## [YOUR INSTRUCTIONS]
Look at every line below and count those containing "parksmap". Answer with the number only.

-------- DATASET ENTRIES --------

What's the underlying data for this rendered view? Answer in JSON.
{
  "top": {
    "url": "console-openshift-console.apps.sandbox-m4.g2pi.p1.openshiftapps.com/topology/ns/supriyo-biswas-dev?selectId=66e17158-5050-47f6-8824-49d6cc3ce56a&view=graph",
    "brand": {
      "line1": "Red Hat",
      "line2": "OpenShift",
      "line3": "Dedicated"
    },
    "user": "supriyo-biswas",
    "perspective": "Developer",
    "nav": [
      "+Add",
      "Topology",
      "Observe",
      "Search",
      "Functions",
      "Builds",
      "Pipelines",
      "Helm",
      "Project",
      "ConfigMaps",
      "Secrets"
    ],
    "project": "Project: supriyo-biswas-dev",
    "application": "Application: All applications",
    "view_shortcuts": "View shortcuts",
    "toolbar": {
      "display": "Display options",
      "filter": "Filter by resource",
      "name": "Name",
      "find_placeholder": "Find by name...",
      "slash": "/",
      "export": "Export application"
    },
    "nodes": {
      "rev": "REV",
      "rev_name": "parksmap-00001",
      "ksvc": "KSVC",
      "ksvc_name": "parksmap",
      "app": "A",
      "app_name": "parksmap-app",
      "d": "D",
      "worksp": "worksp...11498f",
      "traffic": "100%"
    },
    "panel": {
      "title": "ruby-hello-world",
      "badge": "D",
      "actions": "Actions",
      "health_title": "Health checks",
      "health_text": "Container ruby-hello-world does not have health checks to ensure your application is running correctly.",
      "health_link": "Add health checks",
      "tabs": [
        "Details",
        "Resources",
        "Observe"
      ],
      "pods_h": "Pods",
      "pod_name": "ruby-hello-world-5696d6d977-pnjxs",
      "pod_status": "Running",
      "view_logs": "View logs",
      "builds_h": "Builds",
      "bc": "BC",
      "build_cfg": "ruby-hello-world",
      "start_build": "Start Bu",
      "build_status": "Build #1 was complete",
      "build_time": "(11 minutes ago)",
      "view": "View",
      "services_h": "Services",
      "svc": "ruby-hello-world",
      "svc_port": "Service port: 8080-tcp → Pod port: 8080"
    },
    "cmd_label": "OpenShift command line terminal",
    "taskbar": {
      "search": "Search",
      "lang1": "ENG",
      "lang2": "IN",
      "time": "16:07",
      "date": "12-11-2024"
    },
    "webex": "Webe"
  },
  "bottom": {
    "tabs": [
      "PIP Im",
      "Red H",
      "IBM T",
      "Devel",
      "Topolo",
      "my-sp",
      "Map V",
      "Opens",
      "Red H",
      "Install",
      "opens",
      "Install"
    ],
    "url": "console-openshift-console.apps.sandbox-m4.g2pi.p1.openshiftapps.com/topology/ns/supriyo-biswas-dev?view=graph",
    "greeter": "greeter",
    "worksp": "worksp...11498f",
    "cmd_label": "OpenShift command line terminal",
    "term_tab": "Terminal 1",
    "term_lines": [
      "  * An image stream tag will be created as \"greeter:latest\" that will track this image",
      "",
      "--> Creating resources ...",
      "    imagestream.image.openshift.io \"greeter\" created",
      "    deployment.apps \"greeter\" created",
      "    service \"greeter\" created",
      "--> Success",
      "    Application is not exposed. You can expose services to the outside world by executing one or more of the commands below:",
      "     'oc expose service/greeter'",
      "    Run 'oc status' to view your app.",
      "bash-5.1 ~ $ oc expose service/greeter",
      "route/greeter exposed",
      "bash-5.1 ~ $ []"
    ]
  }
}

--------

## [ANSWER TO THE PROBLEM]
3